Philip Furneaux, [1726-1783] independent minister, pastor to the the independent congregation at Clapham from 1753. The two-page letter to W. Samual Windeatt of Totnes in Devon [Furneaux's birthplace]. From Clapham dated May 1 1773, 'Penny Post Paid' stamp to address panel. You have my earnest prayers...that your dear little one may be got safely through the inoculation. It is my own opinion that the discovery of such a practice hath been a very great blessing to the world...I hope that you and my dear cousin will acquiesce in the disposal of providence whatever it may be, however I hope it will ...call not for resignation but for great thankfulness. As to what you and my cousin say of a threatened prosecution of Mr. Baynham, II had rather if such a step should be taken that it had preceeded from some bigot of the establishment than from any who call themselves dissenters. Pray give my very sincere respects to Mr. Baynham and exhort him neither to court nor to fear such an event. A prosecution....from whatever quarter it comes would, I make no doubt be the occasion of passing a very important Bill, and indeed it is the general opinion that it will succeed on a future occasion.... 1773 was the year in which Furneaux published his 'Essay on Toleration'. He had long campaigned that nonconformity should not be punished with civil penalties. He may be referring to some such case locally in Totnes. He goes on to write that it would be a great pleasure to see his correspondent and cousin [presumably his correspondent's wife] 'even at Totnes preferably to any other place (except Clapham) [here a few words are lost when the envelope was originally opened] the bad spirit and absurd conduct of some Dissenters of later years hath been an abatement to that satisfaction.....I cannot just now resolve whether I shall see Devonshire this summer or if I do in what part of it, though my inclination to do it is, I assure you, notwithstanding the disagreeable circumstances I have mentioned, very great... Good condition, with, as noted loss of a few words where envelope was originally opened. Furneaux was a leading campaigner for the rights of nonconformists in eighteenth century England where those who practised their religion outside the mainstream Anglican Church laboured under many restrictions.

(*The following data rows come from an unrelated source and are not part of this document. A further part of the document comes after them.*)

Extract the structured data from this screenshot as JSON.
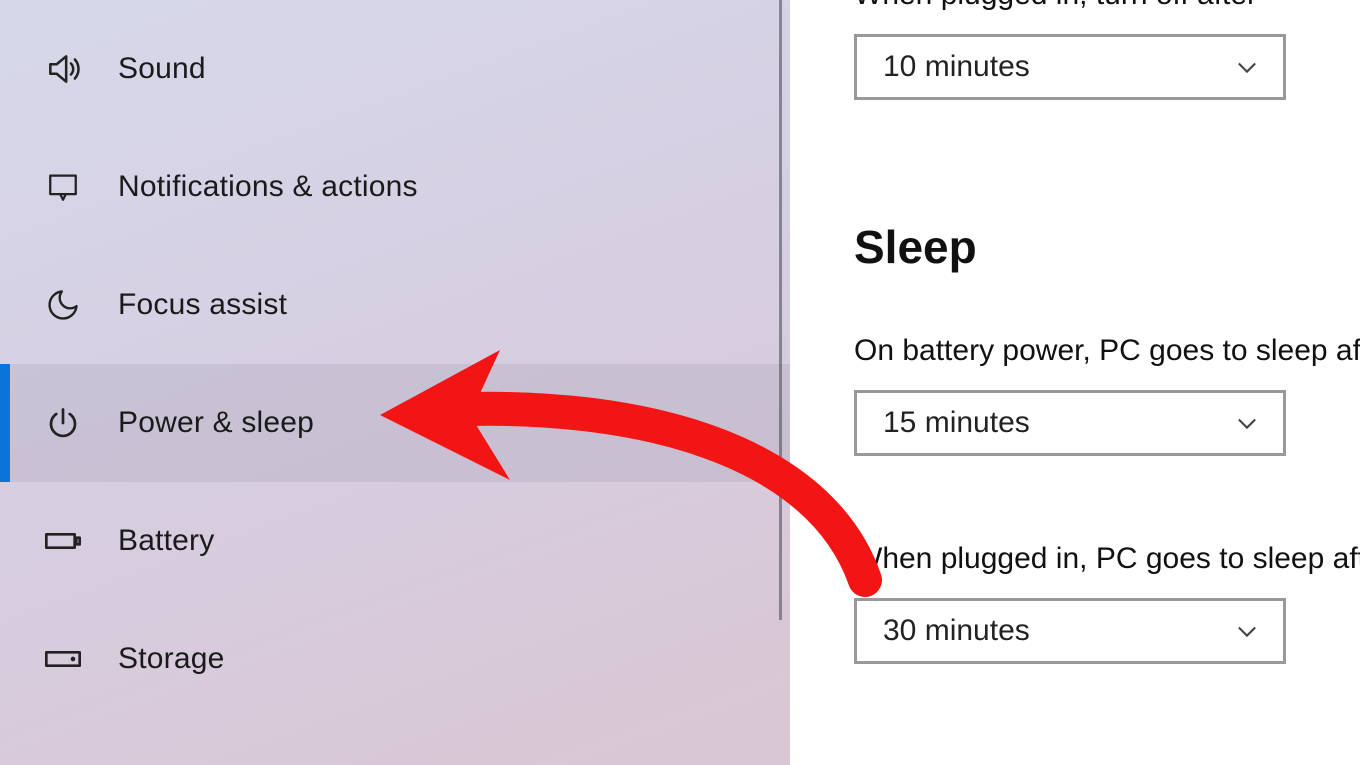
{
  "sidebar": {
    "items": [
      {
        "icon": "sound-icon",
        "label": "Sound"
      },
      {
        "icon": "notifications-icon",
        "label": "Notifications & actions"
      },
      {
        "icon": "focus-assist-icon",
        "label": "Focus assist"
      },
      {
        "icon": "power-icon",
        "label": "Power & sleep"
      },
      {
        "icon": "battery-icon",
        "label": "Battery"
      },
      {
        "icon": "storage-icon",
        "label": "Storage"
      }
    ],
    "selected_index": 3
  },
  "main": {
    "screen_off": {
      "plugged_label": "When plugged in, turn off after",
      "plugged_value": "10 minutes"
    },
    "sleep_heading": "Sleep",
    "sleep": {
      "battery_label": "On battery power, PC goes to sleep after",
      "battery_value": "15 minutes",
      "plugged_label": "When plugged in, PC goes to sleep after",
      "plugged_value": "30 minutes"
    }
  },
  "annotation": {
    "arrow_color": "#f31414"
  }
}
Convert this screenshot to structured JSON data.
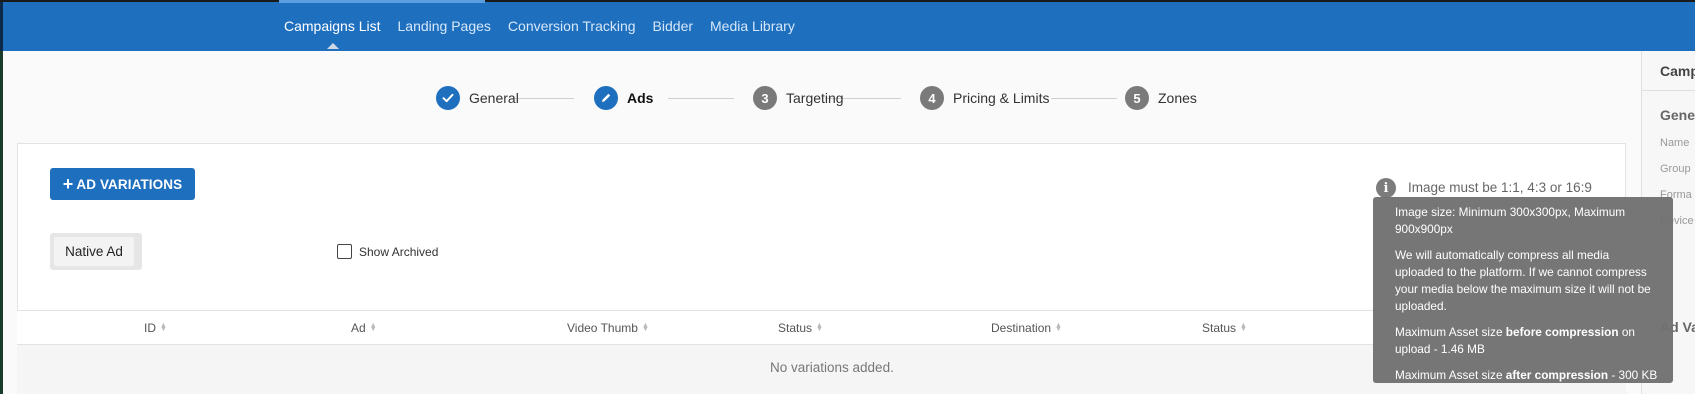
{
  "nav": {
    "items": [
      "Campaigns List",
      "Landing Pages",
      "Conversion Tracking",
      "Bidder",
      "Media Library"
    ],
    "active_index": 0
  },
  "stepper": {
    "steps": [
      {
        "label": "General",
        "badge": "check",
        "state": "done"
      },
      {
        "label": "Ads",
        "badge": "pencil",
        "state": "current"
      },
      {
        "label": "Targeting",
        "badge": "3",
        "state": "pending"
      },
      {
        "label": "Pricing & Limits",
        "badge": "4",
        "state": "pending"
      },
      {
        "label": "Zones",
        "badge": "5",
        "state": "pending"
      }
    ]
  },
  "toolbar": {
    "add_plus": "+",
    "add_label": "AD VARIATIONS",
    "info_glyph": "i",
    "info_text": "Image must be 1:1, 4:3 or 16:9"
  },
  "tabs": {
    "items": [
      "Native Ad"
    ]
  },
  "archived": {
    "label": "Show Archived",
    "checked": false
  },
  "table": {
    "columns": [
      "ID",
      "Ad",
      "Video Thumb",
      "Status",
      "Destination",
      "Status"
    ],
    "empty_text": "No variations added."
  },
  "sidebar": {
    "title": "Camp",
    "heading": "Gene",
    "fields": [
      "Name",
      "Group",
      "Forma",
      "Device"
    ],
    "heading2": "Ad Va"
  },
  "tooltip": {
    "p1": "Image size: Minimum 300x300px, Maximum 900x900px",
    "p2": "We will automatically compress all media uploaded to the platform. If we cannot compress your media below the maximum size it will not be uploaded.",
    "p3_a": "Maximum Asset size ",
    "p3_b": "before compression",
    "p3_c": " on upload - 1.46 MB",
    "p4_a": "Maximum Asset size ",
    "p4_b": "after compression",
    "p4_c": " - 300 KB"
  },
  "colors": {
    "primary": "#1f6fbf",
    "step_pending": "#7a7a7a",
    "tooltip_bg": "#707070"
  },
  "icons": [
    "check-icon",
    "pencil-icon",
    "info-icon",
    "sort-icon",
    "checkbox-icon",
    "caret-up-icon"
  ]
}
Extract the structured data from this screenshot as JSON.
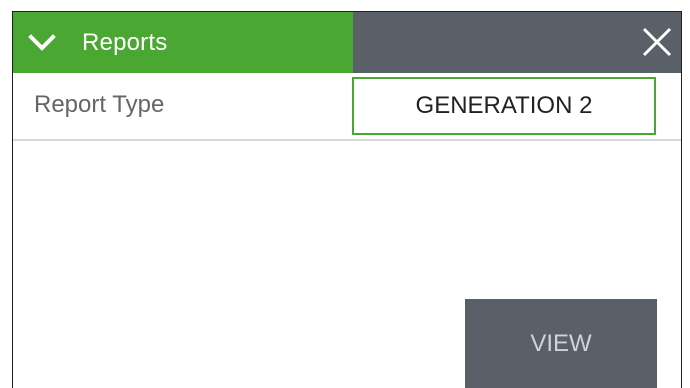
{
  "header": {
    "title": "Reports",
    "chevron_icon": "chevron-down-icon",
    "close_icon": "close-icon"
  },
  "report_type": {
    "label": "Report Type",
    "value": "GENERATION 2"
  },
  "actions": {
    "view_label": "VIEW"
  },
  "colors": {
    "accent_green": "#4aa832",
    "header_dark": "#5a6068",
    "button_gray": "#5a6068"
  }
}
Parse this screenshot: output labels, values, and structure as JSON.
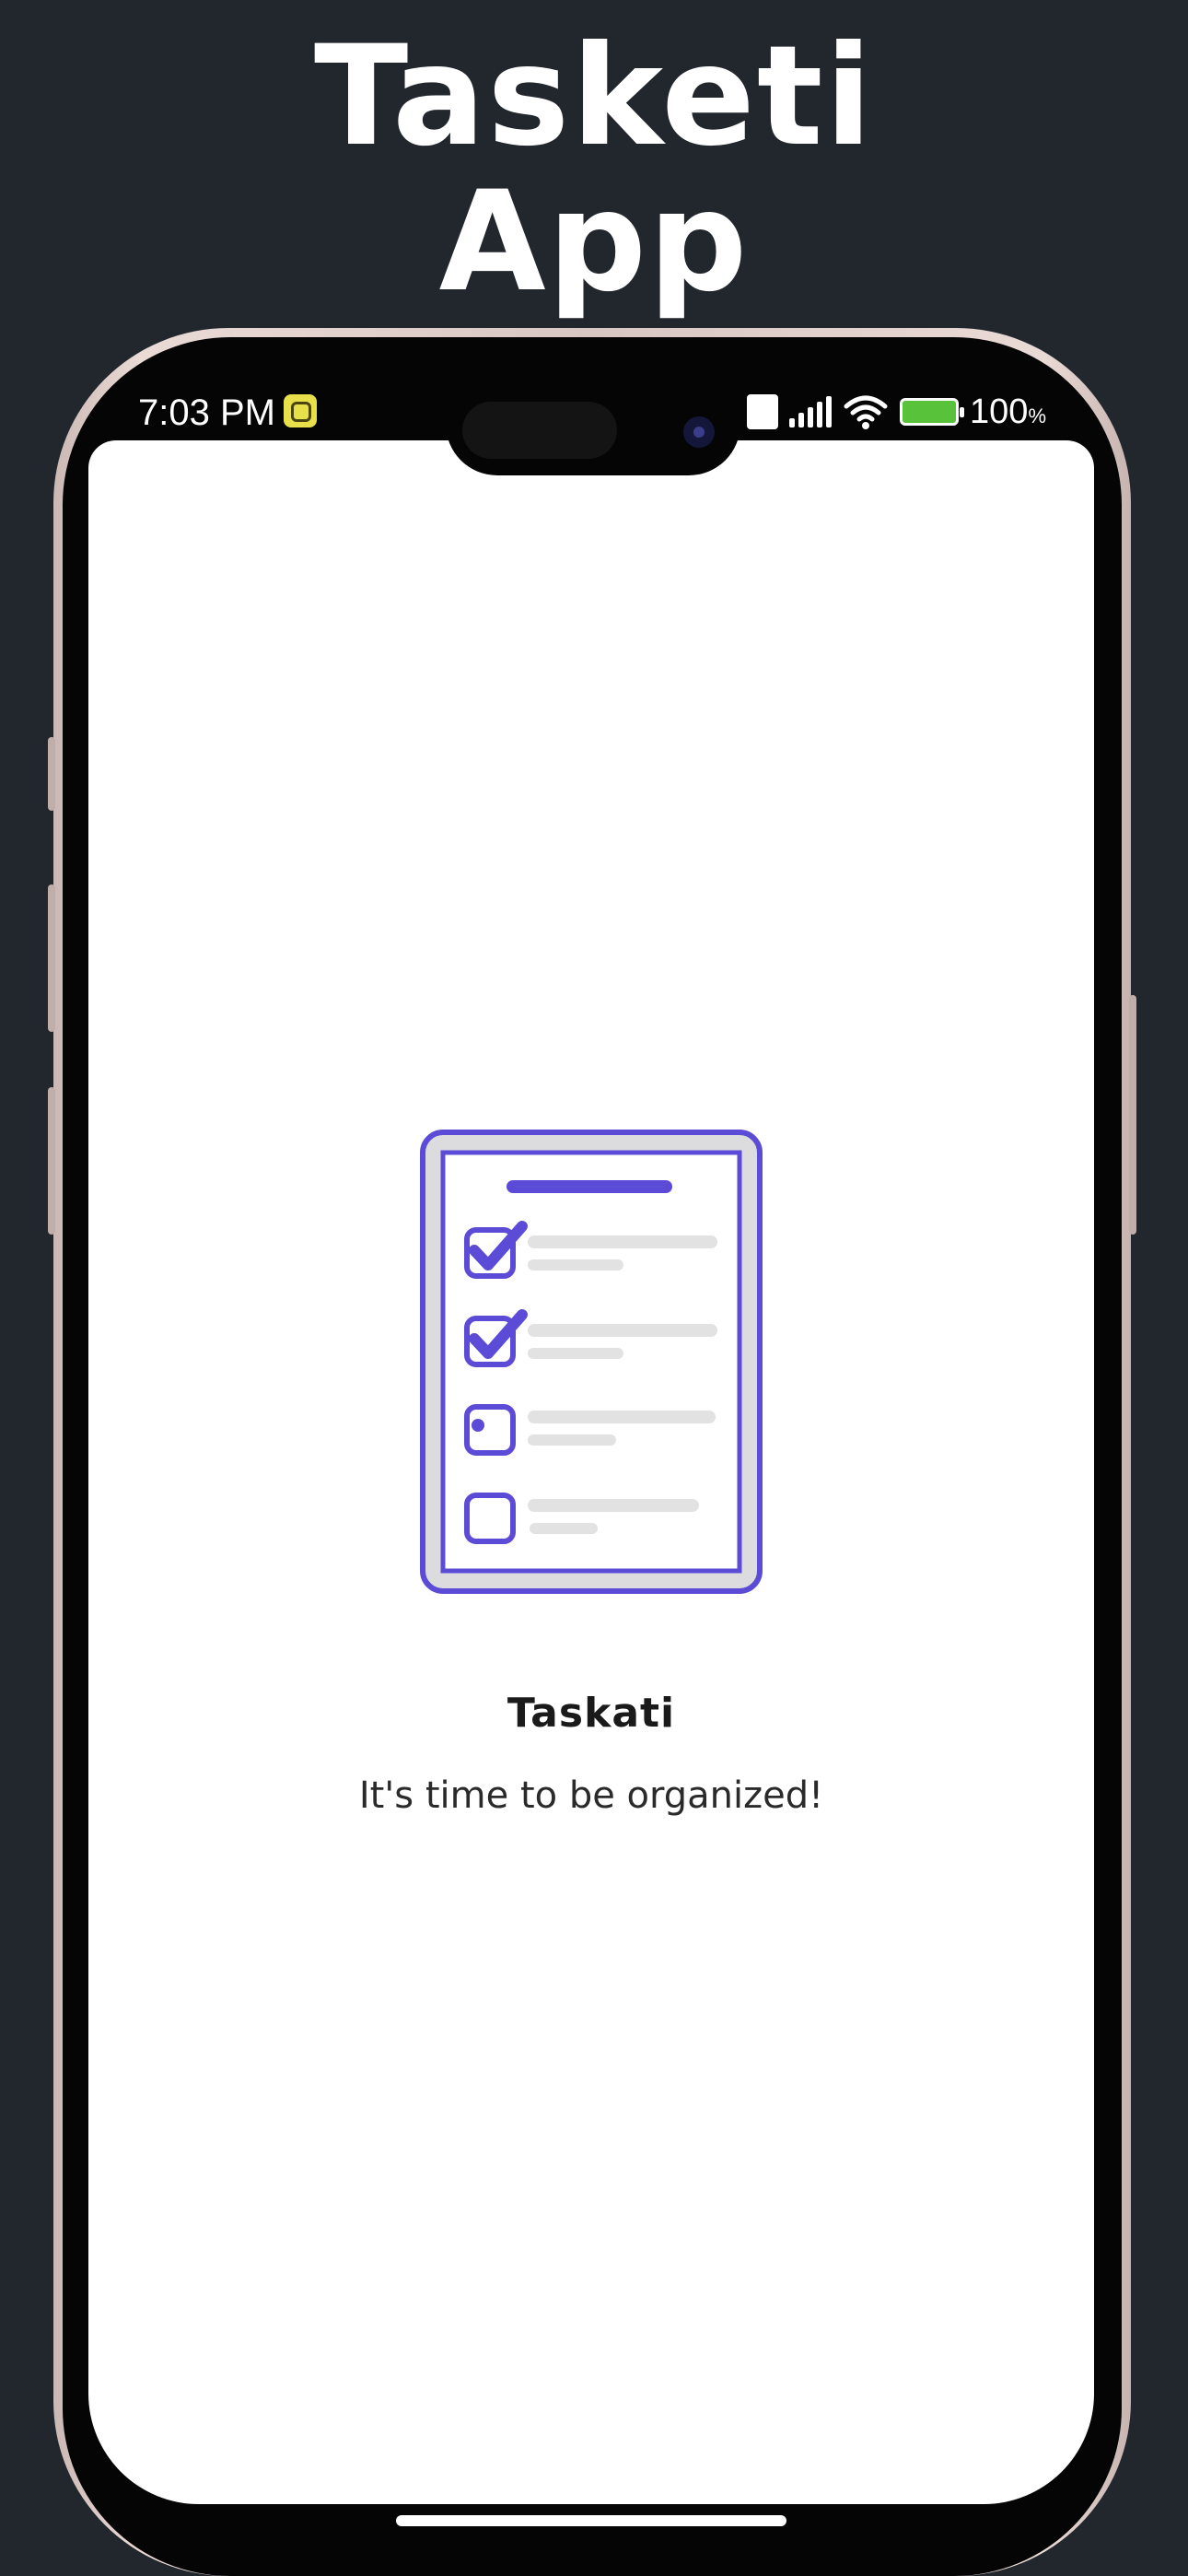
{
  "headline": {
    "line1": "Tasketi",
    "line2": "App"
  },
  "status_bar": {
    "time": "7:03 PM",
    "battery_value": "100",
    "battery_unit": "%",
    "icons": [
      "notification-icon",
      "volte-icon",
      "signal-icon",
      "wifi-icon",
      "battery-charging-icon"
    ]
  },
  "splash": {
    "title": "Taskati",
    "subtitle": "It's time to be organized!",
    "illustration": "checklist-clipboard-icon"
  },
  "colors": {
    "background": "#22262d",
    "accent": "#5b4bd6",
    "screen": "#ffffff"
  }
}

Author Philip Furneaux, non-conformist minister
Binding no binding